# What is needed:
Please retype every record below exactly, leaving the pictures out.
-------- Supplied data --------
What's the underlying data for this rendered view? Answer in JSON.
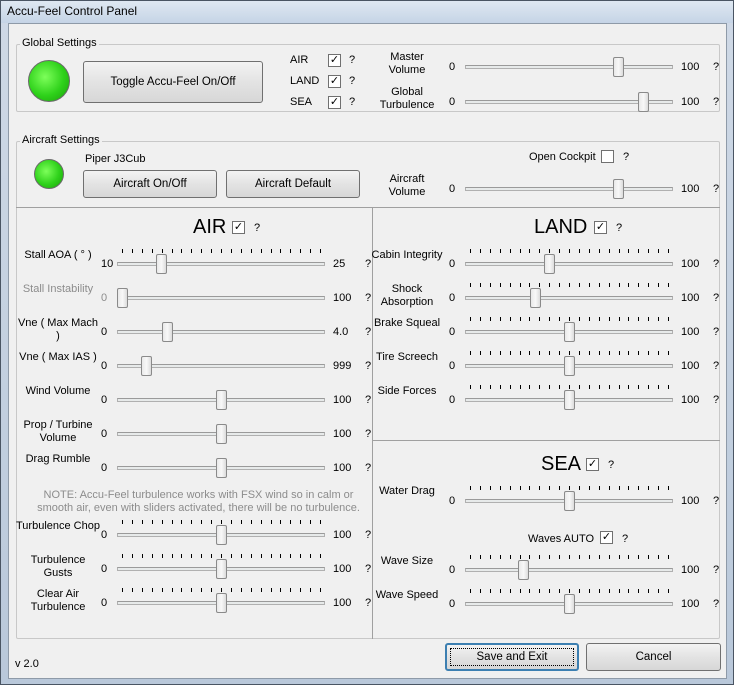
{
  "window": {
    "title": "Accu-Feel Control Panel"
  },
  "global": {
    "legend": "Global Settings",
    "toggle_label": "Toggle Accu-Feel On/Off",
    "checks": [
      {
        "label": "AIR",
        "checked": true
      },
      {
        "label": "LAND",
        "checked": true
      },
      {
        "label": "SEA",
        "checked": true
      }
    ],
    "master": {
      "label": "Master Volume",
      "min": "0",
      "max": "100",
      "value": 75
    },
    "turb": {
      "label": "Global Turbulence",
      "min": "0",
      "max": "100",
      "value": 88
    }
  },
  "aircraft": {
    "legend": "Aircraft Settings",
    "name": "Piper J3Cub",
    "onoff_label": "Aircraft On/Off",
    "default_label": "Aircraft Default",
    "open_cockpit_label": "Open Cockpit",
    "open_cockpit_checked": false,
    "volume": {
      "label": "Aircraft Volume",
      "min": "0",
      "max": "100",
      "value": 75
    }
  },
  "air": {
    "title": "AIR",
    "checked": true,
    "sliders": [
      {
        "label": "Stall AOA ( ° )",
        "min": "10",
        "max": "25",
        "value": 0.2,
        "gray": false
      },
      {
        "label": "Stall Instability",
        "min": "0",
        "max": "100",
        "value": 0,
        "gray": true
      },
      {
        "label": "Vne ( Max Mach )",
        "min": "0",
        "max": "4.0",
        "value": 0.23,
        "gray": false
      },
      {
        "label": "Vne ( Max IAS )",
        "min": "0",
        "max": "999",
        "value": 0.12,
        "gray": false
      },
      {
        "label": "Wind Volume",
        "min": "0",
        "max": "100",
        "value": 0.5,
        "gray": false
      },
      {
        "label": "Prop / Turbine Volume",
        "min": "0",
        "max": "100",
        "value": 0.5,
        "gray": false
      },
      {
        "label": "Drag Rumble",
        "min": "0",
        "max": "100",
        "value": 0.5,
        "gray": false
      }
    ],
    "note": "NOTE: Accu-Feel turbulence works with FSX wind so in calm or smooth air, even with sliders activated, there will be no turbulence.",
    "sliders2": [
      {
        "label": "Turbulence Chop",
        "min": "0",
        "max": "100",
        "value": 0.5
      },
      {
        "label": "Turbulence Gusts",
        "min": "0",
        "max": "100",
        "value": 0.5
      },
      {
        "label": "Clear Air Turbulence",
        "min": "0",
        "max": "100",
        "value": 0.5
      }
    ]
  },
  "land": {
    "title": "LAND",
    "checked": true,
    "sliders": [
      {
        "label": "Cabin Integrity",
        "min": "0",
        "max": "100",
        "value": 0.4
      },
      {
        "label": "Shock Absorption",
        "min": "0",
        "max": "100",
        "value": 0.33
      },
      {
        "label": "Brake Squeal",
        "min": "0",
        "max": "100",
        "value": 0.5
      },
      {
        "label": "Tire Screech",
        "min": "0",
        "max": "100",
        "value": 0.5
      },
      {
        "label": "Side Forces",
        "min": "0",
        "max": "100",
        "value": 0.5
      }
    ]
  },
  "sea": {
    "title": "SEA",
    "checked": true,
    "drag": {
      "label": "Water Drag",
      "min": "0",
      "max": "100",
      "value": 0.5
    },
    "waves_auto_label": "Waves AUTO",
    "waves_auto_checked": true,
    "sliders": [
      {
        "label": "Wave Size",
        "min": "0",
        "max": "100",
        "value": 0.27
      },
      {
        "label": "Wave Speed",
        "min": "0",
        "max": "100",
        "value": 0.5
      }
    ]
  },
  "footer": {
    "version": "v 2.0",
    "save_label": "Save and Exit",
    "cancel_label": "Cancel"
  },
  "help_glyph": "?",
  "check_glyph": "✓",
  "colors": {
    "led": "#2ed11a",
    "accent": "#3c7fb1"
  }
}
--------
# Output below:
What's the underlying data for this rendered view? Answer in JSON.
{
  "window": {
    "title": "Accu-Feel Control Panel"
  },
  "global": {
    "legend": "Global Settings",
    "toggle_label": "Toggle Accu-Feel On/Off",
    "checks": [
      {
        "label": "AIR",
        "checked": true
      },
      {
        "label": "LAND",
        "checked": true
      },
      {
        "label": "SEA",
        "checked": true
      }
    ],
    "master": {
      "label": "Master Volume",
      "min": "0",
      "max": "100",
      "value": 75
    },
    "turb": {
      "label": "Global Turbulence",
      "min": "0",
      "max": "100",
      "value": 88
    }
  },
  "aircraft": {
    "legend": "Aircraft Settings",
    "name": "Piper J3Cub",
    "onoff_label": "Aircraft On/Off",
    "default_label": "Aircraft Default",
    "open_cockpit_label": "Open Cockpit",
    "open_cockpit_checked": false,
    "volume": {
      "label": "Aircraft Volume",
      "min": "0",
      "max": "100",
      "value": 75
    }
  },
  "air": {
    "title": "AIR",
    "checked": true,
    "sliders": [
      {
        "label": "Stall AOA ( ° )",
        "min": "10",
        "max": "25",
        "value": 0.2,
        "gray": false
      },
      {
        "label": "Stall Instability",
        "min": "0",
        "max": "100",
        "value": 0,
        "gray": true
      },
      {
        "label": "Vne ( Max Mach )",
        "min": "0",
        "max": "4.0",
        "value": 0.23,
        "gray": false
      },
      {
        "label": "Vne ( Max IAS )",
        "min": "0",
        "max": "999",
        "value": 0.12,
        "gray": false
      },
      {
        "label": "Wind Volume",
        "min": "0",
        "max": "100",
        "value": 0.5,
        "gray": false
      },
      {
        "label": "Prop / Turbine Volume",
        "min": "0",
        "max": "100",
        "value": 0.5,
        "gray": false
      },
      {
        "label": "Drag Rumble",
        "min": "0",
        "max": "100",
        "value": 0.5,
        "gray": false
      }
    ],
    "note": "NOTE: Accu-Feel turbulence works with FSX wind so in calm or smooth air, even with sliders activated, there will be no turbulence.",
    "sliders2": [
      {
        "label": "Turbulence Chop",
        "min": "0",
        "max": "100",
        "value": 0.5
      },
      {
        "label": "Turbulence Gusts",
        "min": "0",
        "max": "100",
        "value": 0.5
      },
      {
        "label": "Clear Air Turbulence",
        "min": "0",
        "max": "100",
        "value": 0.5
      }
    ]
  },
  "land": {
    "title": "LAND",
    "checked": true,
    "sliders": [
      {
        "label": "Cabin Integrity",
        "min": "0",
        "max": "100",
        "value": 0.4
      },
      {
        "label": "Shock Absorption",
        "min": "0",
        "max": "100",
        "value": 0.33
      },
      {
        "label": "Brake Squeal",
        "min": "0",
        "max": "100",
        "value": 0.5
      },
      {
        "label": "Tire Screech",
        "min": "0",
        "max": "100",
        "value": 0.5
      },
      {
        "label": "Side Forces",
        "min": "0",
        "max": "100",
        "value": 0.5
      }
    ]
  },
  "sea": {
    "title": "SEA",
    "checked": true,
    "drag": {
      "label": "Water Drag",
      "min": "0",
      "max": "100",
      "value": 0.5
    },
    "waves_auto_label": "Waves AUTO",
    "waves_auto_checked": true,
    "sliders": [
      {
        "label": "Wave Size",
        "min": "0",
        "max": "100",
        "value": 0.27
      },
      {
        "label": "Wave Speed",
        "min": "0",
        "max": "100",
        "value": 0.5
      }
    ]
  },
  "footer": {
    "version": "v 2.0",
    "save_label": "Save and Exit",
    "cancel_label": "Cancel"
  },
  "help_glyph": "?",
  "check_glyph": "✓",
  "colors": {
    "led": "#2ed11a",
    "accent": "#3c7fb1"
  }
}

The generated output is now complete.